====== Data provided
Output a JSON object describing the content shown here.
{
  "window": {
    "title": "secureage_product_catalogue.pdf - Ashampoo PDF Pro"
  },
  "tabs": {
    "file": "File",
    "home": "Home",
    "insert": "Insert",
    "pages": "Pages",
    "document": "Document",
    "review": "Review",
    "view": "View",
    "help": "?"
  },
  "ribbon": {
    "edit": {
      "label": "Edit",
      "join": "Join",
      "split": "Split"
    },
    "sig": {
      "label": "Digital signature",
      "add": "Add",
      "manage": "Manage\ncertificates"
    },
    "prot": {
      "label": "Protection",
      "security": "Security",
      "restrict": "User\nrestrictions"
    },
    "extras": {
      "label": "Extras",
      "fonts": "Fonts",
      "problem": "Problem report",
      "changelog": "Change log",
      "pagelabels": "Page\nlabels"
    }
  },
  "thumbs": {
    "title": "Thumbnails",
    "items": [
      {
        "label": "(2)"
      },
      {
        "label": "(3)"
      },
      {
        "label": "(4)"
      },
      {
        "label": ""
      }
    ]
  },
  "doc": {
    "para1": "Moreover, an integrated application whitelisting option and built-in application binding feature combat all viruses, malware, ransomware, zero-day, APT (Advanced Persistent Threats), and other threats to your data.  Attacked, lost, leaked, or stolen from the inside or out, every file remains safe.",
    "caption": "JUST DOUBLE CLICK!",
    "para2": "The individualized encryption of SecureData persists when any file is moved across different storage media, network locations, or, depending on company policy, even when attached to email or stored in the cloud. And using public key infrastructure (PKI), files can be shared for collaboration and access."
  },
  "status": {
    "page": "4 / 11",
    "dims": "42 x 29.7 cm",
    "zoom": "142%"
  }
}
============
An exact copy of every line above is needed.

Output a JSON object describing the content shown here.
{
  "window": {
    "title": "secureage_product_catalogue.pdf - Ashampoo PDF Pro"
  },
  "tabs": {
    "file": "File",
    "home": "Home",
    "insert": "Insert",
    "pages": "Pages",
    "document": "Document",
    "review": "Review",
    "view": "View",
    "help": "?"
  },
  "ribbon": {
    "edit": {
      "label": "Edit",
      "join": "Join",
      "split": "Split"
    },
    "sig": {
      "label": "Digital signature",
      "add": "Add",
      "manage": "Manage\ncertificates"
    },
    "prot": {
      "label": "Protection",
      "security": "Security",
      "restrict": "User\nrestrictions"
    },
    "extras": {
      "label": "Extras",
      "fonts": "Fonts",
      "problem": "Problem report",
      "changelog": "Change log",
      "pagelabels": "Page\nlabels"
    }
  },
  "thumbs": {
    "title": "Thumbnails",
    "items": [
      {
        "label": "(2)"
      },
      {
        "label": "(3)"
      },
      {
        "label": "(4)"
      },
      {
        "label": ""
      }
    ]
  },
  "doc": {
    "para1": "Moreover, an integrated application whitelisting option and built-in application binding feature combat all viruses, malware, ransomware, zero-day, APT (Advanced Persistent Threats), and other threats to your data.  Attacked, lost, leaked, or stolen from the inside or out, every file remains safe.",
    "caption": "JUST DOUBLE CLICK!",
    "para2": "The individualized encryption of SecureData persists when any file is moved across different storage media, network locations, or, depending on company policy, even when attached to email or stored in the cloud. And using public key infrastructure (PKI), files can be shared for collaboration and access."
  },
  "status": {
    "page": "4 / 11",
    "dims": "42 x 29.7 cm",
    "zoom": "142%"
  }
}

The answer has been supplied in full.